Raphael Ndabaga

The Democratic Republic of the Congo
Biography by Divine Irakoze
Photo by Primo Luanda Bauma


Raphael Ndabaga was born in the Democratic Republic of Congo (DRC), and is now living in Malawi as a refugee. He is a founder and CEO of Volunteer Social Workers. He decided to create this non-profit organization after recovering from his failure to go to Canada under the Student Refugee Program of the World University Service of Canada.

In August 2017, he was awaiting his flight to Canada to further his education after securing a spot in the WUSC/SRP scholarship program. However, his journey was cancelled four days before departure. The only thing he was told was that the WUSC would keep confidential their reason for withdrawing him. When he received this letter, he didn’t believed it was true until the day his fellow students travelled to Canada and left him behind in the Dzaleka refugee camp.

The United Nations High Commissioner for Refugees (UNHCH) provided a psychotherapist to give counselling support to him.

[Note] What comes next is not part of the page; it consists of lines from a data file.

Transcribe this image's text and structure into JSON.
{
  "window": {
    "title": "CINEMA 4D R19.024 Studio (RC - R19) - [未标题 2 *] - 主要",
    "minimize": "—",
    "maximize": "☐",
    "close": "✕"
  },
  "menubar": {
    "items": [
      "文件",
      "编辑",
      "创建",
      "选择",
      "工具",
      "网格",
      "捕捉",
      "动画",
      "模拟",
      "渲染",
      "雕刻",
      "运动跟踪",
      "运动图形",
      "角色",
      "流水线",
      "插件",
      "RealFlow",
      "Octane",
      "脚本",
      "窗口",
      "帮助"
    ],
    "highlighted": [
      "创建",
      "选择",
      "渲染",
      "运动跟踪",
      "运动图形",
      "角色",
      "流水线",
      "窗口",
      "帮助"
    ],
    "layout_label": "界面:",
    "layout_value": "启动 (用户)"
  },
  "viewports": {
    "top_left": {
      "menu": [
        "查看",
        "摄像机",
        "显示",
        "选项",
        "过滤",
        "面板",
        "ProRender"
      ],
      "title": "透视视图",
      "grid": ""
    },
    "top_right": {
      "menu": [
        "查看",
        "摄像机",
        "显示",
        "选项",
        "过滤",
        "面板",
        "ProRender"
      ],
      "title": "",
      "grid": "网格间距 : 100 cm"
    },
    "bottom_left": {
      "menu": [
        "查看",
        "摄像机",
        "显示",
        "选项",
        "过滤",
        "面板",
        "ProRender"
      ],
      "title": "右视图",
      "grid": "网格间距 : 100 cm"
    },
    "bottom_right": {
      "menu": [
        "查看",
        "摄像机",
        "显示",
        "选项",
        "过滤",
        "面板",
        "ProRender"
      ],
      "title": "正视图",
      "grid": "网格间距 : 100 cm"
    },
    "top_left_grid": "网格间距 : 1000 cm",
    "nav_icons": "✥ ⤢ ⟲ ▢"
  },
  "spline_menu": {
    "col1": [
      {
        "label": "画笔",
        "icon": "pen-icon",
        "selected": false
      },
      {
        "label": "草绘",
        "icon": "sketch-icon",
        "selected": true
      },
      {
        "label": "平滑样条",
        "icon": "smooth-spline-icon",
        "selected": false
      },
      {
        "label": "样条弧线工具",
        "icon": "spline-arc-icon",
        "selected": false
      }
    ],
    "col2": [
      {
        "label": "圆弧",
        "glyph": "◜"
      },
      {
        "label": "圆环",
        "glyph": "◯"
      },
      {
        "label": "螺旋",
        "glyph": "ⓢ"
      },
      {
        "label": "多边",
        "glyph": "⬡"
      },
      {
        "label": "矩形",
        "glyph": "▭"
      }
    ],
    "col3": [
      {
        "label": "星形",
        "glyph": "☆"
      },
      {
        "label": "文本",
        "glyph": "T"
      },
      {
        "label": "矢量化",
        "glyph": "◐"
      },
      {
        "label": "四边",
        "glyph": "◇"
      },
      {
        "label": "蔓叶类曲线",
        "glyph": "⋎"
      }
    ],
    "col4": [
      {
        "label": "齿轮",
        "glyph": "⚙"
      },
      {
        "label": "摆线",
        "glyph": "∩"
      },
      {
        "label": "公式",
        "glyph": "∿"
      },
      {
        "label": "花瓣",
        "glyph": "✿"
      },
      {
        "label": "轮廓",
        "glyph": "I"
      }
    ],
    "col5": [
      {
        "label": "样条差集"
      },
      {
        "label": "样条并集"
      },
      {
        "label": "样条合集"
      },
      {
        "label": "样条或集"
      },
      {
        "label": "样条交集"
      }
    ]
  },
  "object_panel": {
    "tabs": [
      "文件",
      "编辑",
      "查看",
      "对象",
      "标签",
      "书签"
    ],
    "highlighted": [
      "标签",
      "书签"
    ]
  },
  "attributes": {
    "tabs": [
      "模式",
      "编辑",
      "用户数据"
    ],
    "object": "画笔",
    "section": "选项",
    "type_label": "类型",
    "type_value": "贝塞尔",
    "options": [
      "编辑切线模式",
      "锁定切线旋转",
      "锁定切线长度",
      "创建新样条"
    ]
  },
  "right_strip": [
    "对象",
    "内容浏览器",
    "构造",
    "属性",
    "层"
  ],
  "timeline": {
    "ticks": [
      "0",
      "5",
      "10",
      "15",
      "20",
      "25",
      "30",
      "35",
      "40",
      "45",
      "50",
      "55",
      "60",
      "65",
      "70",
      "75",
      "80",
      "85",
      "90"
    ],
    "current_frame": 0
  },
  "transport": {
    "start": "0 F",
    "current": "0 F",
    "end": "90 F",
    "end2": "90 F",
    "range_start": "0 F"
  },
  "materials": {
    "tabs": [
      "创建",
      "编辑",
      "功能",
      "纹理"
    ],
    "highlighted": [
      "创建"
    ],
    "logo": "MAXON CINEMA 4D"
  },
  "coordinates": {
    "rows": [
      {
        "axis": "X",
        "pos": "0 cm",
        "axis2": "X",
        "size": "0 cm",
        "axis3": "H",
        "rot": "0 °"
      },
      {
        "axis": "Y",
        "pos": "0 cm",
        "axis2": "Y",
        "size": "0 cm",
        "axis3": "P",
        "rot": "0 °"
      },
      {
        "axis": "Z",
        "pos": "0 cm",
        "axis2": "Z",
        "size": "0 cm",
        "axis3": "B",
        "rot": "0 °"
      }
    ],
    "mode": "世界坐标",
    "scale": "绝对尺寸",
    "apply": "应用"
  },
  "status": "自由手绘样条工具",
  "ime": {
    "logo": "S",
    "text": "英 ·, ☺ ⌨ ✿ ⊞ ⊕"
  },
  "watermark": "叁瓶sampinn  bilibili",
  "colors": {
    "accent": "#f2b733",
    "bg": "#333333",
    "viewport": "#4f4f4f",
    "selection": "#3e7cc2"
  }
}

Luckily, Vafa Hakimi, his counsellor, did all she could, and he finally recovered after a full month of counselling services. “When recovering, I understood that trauma is curable.”

In September 2017, the Jesuit Refugee Service posted an advert seeking community members to apply for a trauma class and he applied. Soon after completing the course, he decided to create Volunteer Social Workers, a community- based organization with a vision to transform the Dzaleka cCommunity into a stress-free community.

Since its creation, Volunteer Social Workers has helped the community through various projects including Healing Circles, and Community Outreach Exercises, as well as providing counselling services. Further, Volunteer Social Workers runs agribusiness projects, such as the cultivation of maize, cabbage, sweet potatoes, and beans. They also have pigs and laying chickens with the host community at Mengwe Village.

Finally, Volunteer Social Workers has done advocacy and generated money to support teen mothers with tailoring machines and youths recovering from alcohol-abuse with popcorn-machines. Now, all these beneficiaries are self-reliant.